Someone shared a ‘guru cartoon’ with me today (please stop blind-sharing these self-absorbed phoneys), where the message was ‘be happy’ – genius! Of course, we all want to be happy but someone shouting it at you will usually have the opposite effect. Most of the stuff these self-styled ‘experts’ churn out is like Usain Bolt’s coach telling him to run faster.
The reality is that over the longer-term, people motivate themselves and it’s our job as managers to create an environment for them to do so. How?
1. Take care of the hygiene factors i.e. remove obvious demotivating factors from the environment. If employees know that others are doing the same job as they are, but getting more money, they are justifiably pissed off. If they have a two-hour round-trip to the office just so you can watch them work, you lessen their commitment, and their respect for you. Be flexible and help them to spend more time working in their unique ability.
2. Define success, measure it, and let them get on with it. Some of the annual objectives I have seen senior managers set are laughable and amount to no more than a task list (I remember ‘attend training’ was one). Objectives are numbers that relate directly to successful outcomes, that your business can measure and report on. Ever had a KPI that when you get to appraisal time you both realise has not been recorded because the business just cannot collect that data?
3. Coach, coach, coach. Your primary role as a manager is to improve the people that work for you. Work out what they’re really good at and what they love doing and help them become better. Automate or delegate tasks below their pay grade. I know several Sales Managers who still bring their £80k salespeople in every month for a day’s ‘telethon’. Stop it! Their job should be to turn prospects onto customers. Find a cheaper and more effective way of turning suspects into prospects.

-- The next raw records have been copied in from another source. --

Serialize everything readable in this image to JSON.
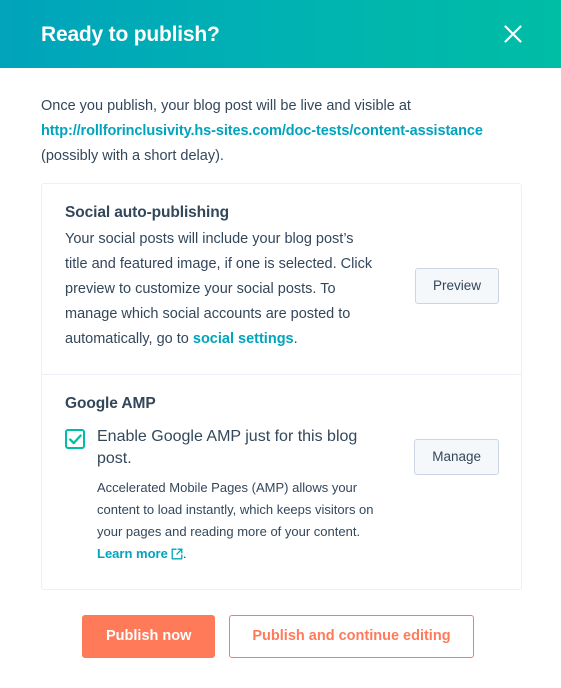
{
  "header": {
    "title": "Ready to publish?",
    "close_icon": "close-icon",
    "gradient_start": "#00a3bb",
    "gradient_end": "#00bda5"
  },
  "intro": {
    "before_link": "Once you publish, your blog post will be live and visible at ",
    "url": "http://rollforinclusivity.hs-sites.com/doc-tests/content-assistance",
    "after_link": "(possibly with a short delay)."
  },
  "social_section": {
    "heading": "Social auto-publishing",
    "body_before_link": "Your social posts will include your blog post’s title and featured image, if one is selected. Click preview to customize your social posts. To manage which social accounts are posted to automatically, go to ",
    "link_label": "social settings",
    "body_after_link": ".",
    "preview_button": "Preview"
  },
  "amp_section": {
    "heading": "Google AMP",
    "checkbox_checked": true,
    "checkbox_icon": "checkmark-icon",
    "checkbox_label": "Enable Google AMP just for this blog post.",
    "description_before_link": "Accelerated Mobile Pages (AMP) allows your content to load instantly, which keeps visitors on your pages and reading more of your content. ",
    "learn_more_label": "Learn more",
    "external_link_icon": "external-link-icon",
    "description_after_link": ".",
    "manage_button": "Manage"
  },
  "footer": {
    "publish_now_label": "Publish now",
    "publish_continue_label": "Publish and continue editing",
    "primary_color": "#ff7a59"
  },
  "theme": {
    "link_color": "#00a4bd",
    "text_color": "#33475b",
    "accent_teal": "#00bda5",
    "border_color": "#eaf0f6"
  }
}
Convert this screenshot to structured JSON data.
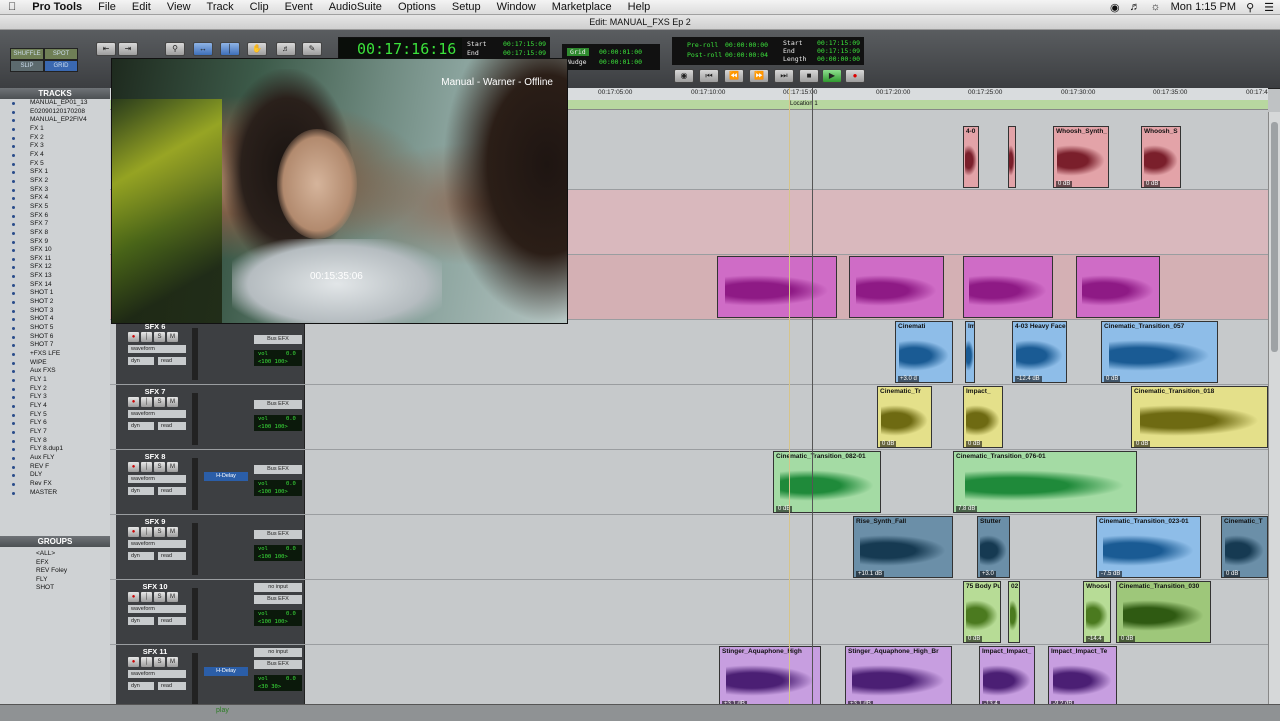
{
  "menubar": {
    "items": [
      "Pro Tools",
      "File",
      "Edit",
      "View",
      "Track",
      "Clip",
      "Event",
      "AudioSuite",
      "Options",
      "Setup",
      "Window",
      "Marketplace",
      "Help"
    ],
    "clock": "Mon 1:15 PM"
  },
  "window": {
    "title": "Edit: MANUAL_FXS Ep 2"
  },
  "toolbar": {
    "modes": [
      "SHUFFLE",
      "SPOT",
      "SLIP",
      "GRID"
    ],
    "main_counter": "00:17:16:16",
    "start_label": "Start",
    "start_value": "00:17:15:09",
    "end_label": "End",
    "end_value": "00:17:15:09",
    "grid_label": "Grid",
    "grid_value": "00:00:01:00",
    "nudge_label": "Nudge",
    "nudge_value": "00:00:01:00",
    "preroll_label": "Pre-roll",
    "preroll_value": "00:00:00:00",
    "postroll_label": "Post-roll",
    "postroll_value": "00:00:00:04",
    "sel_start_label": "Start",
    "sel_start_value": "00:17:15:09",
    "sel_end_label": "End",
    "sel_end_value": "00:17:15:09",
    "length_label": "Length",
    "length_value": "00:00:00:00"
  },
  "tracks_panel": {
    "header": "TRACKS",
    "items": [
      "MANUAL_EP01_13",
      "E02090120170208",
      "MANUAL_EP2FIV4",
      "FX 1",
      "FX 2",
      "FX 3",
      "FX 4",
      "FX 5",
      "SFX 1",
      "SFX 2",
      "SFX 3",
      "SFX 4",
      "SFX 5",
      "SFX 6",
      "SFX 7",
      "SFX 8",
      "SFX 9",
      "SFX 10",
      "SFX 11",
      "SFX 12",
      "SFX 13",
      "SFX 14",
      "SHOT 1",
      "SHOT 2",
      "SHOT 3",
      "SHOT 4",
      "SHOT 5",
      "SHOT 6",
      "SHOT 7",
      "+FXS LFE",
      "WIPE",
      "Aux FXS",
      "FLY 1",
      "FLY 2",
      "FLY 3",
      "FLY 4",
      "FLY 5",
      "FLY 6",
      "FLY 7",
      "FLY 8",
      "FLY 8.dup1",
      "Aux FLY",
      "REV F",
      "DLY",
      "Rev FX",
      "MASTER"
    ]
  },
  "groups_panel": {
    "header": "GROUPS",
    "items": [
      "<ALL>",
      "EFX",
      "REV Foley",
      "FLY",
      "SHOT"
    ]
  },
  "ruler": {
    "ticks": [
      "00:17:05:00",
      "00:17:10:00",
      "00:17:15:00",
      "00:17:20:00",
      "00:17:25:00",
      "00:17:30:00",
      "00:17:35:00",
      "00:17:4"
    ],
    "marker": "Location 1"
  },
  "video": {
    "title": "Manual - Warner - Offline",
    "timecode": "00:15:35:06"
  },
  "track_strings": {
    "waveform": "waveform",
    "dyn": "dyn",
    "read": "read",
    "vol": "vol",
    "bus": "Bus EFX",
    "noinput": "no input",
    "hdelay": "H-Delay",
    "s": "S",
    "m": "M"
  },
  "lanes": [
    {
      "name": "SFX 6",
      "vol": "0.0",
      "pan": "<100  100>",
      "top_io": "",
      "insert": ""
    },
    {
      "name": "SFX 7",
      "vol": "0.0",
      "pan": "<100  100>",
      "top_io": "",
      "insert": ""
    },
    {
      "name": "SFX 8",
      "vol": "0.0",
      "pan": "<100  100>",
      "top_io": "",
      "insert": "H-Delay"
    },
    {
      "name": "SFX 9",
      "vol": "0.0",
      "pan": "<100  100>",
      "top_io": "",
      "insert": ""
    },
    {
      "name": "SFX 10",
      "vol": "0.0",
      "pan": "<100  100>",
      "top_io": "no input",
      "insert": ""
    },
    {
      "name": "SFX 11",
      "vol": "0.0",
      "pan": "<30  30>",
      "top_io": "no input",
      "insert": "H-Delay"
    }
  ],
  "clips": {
    "top1": [
      {
        "name": "4-0",
        "gain": "",
        "color": "#e3a3a8",
        "wave": "#7a1f2b"
      },
      {
        "name": "",
        "gain": "",
        "color": "#e3a3a8",
        "wave": "#7a1f2b"
      },
      {
        "name": "Whoosh_Synth_",
        "gain": "0 dB",
        "color": "#e3a3a8",
        "wave": "#7a1f2b"
      },
      {
        "name": "Whoosh_S",
        "gain": "0 dB",
        "color": "#e3a3a8",
        "wave": "#7a1f2b"
      }
    ],
    "top3": [
      {
        "name": "",
        "gain": "",
        "color": "#cf6cc6",
        "wave": "#8e1a85"
      },
      {
        "name": "",
        "gain": "",
        "color": "#cf6cc6",
        "wave": "#8e1a85"
      },
      {
        "name": "",
        "gain": "",
        "color": "#cf6cc6",
        "wave": "#8e1a85"
      },
      {
        "name": "",
        "gain": "",
        "color": "#cf6cc6",
        "wave": "#8e1a85"
      }
    ],
    "sfx6": [
      {
        "name": "Cinemati",
        "gain": "+3.0 d",
        "color": "#8ebde8",
        "wave": "#1a5b94"
      },
      {
        "name": "Im",
        "gain": "",
        "color": "#8ebde8",
        "wave": "#1a5b94"
      },
      {
        "name": "4-03 Heavy Face",
        "gain": "-12.4 dB",
        "color": "#8ebde8",
        "wave": "#1a5b94"
      },
      {
        "name": "Cinematic_Transition_057",
        "gain": "0 dB",
        "color": "#8ebde8",
        "wave": "#1a5b94"
      }
    ],
    "sfx7": [
      {
        "name": "Cinematic_Tr",
        "gain": "0 dB",
        "color": "#e4e08a",
        "wave": "#6e6a12"
      },
      {
        "name": "Impact_",
        "gain": "0 dB",
        "color": "#e4e08a",
        "wave": "#6e6a12"
      },
      {
        "name": "Cinematic_Transition_018",
        "gain": "0 dB",
        "color": "#e4e08a",
        "wave": "#6e6a12"
      }
    ],
    "sfx8": [
      {
        "name": "Cinematic_Transition_082-01",
        "gain": "0 dB",
        "color": "#a4dba4",
        "wave": "#1f8a3a"
      },
      {
        "name": "Cinematic_Transition_076-01",
        "gain": "7.8 dB",
        "color": "#a4dba4",
        "wave": "#1f8a3a"
      }
    ],
    "sfx9": [
      {
        "name": "Rise_Synth_Fall",
        "gain": "+10.1 dB",
        "color": "#6b8fa8",
        "wave": "#163a52"
      },
      {
        "name": "Stutter",
        "gain": "+3.0",
        "color": "#6b8fa8",
        "wave": "#163a52"
      },
      {
        "name": "Cinematic_Transition_023-01",
        "gain": "-7.5 dB",
        "color": "#8ebde8",
        "wave": "#1a5b94"
      },
      {
        "name": "Cinematic_T",
        "gain": "0 dB",
        "color": "#6b8fa8",
        "wave": "#163a52"
      }
    ],
    "sfx10": [
      {
        "name": "75 Body Pu",
        "gain": "0 dB",
        "color": "#b7dc96",
        "wave": "#4b7a1f"
      },
      {
        "name": "02",
        "gain": "",
        "color": "#b7dc96",
        "wave": "#4b7a1f"
      },
      {
        "name": "Whoosl",
        "gain": "-14.4",
        "color": "#b7dc96",
        "wave": "#4b7a1f"
      },
      {
        "name": "Cinematic_Transition_030",
        "gain": "0 dB",
        "color": "#9ec77a",
        "wave": "#2f5a12"
      }
    ],
    "sfx11": [
      {
        "name": "Stinger_Aquaphone_High",
        "gain": "+3.1 dB",
        "color": "#c79ee0",
        "wave": "#4b1f74"
      },
      {
        "name": "Stinger_Aquaphone_High_Br",
        "gain": "+3.1 dB",
        "color": "#c79ee0",
        "wave": "#4b1f74"
      },
      {
        "name": "Impact_Impact_",
        "gain": "-13.4",
        "color": "#c79ee0",
        "wave": "#4b1f74"
      },
      {
        "name": "Impact_Impact_Te",
        "gain": "-9.2 dB",
        "color": "#c79ee0",
        "wave": "#4b1f74"
      }
    ]
  },
  "status": {
    "play_label": "play"
  }
}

In general, avoid short-term motivational activities and speeches, disingenuous, meaningless acknowledgements and please, please, no more Whale posters and unrelatable, forgettable, template Mission and Values statements.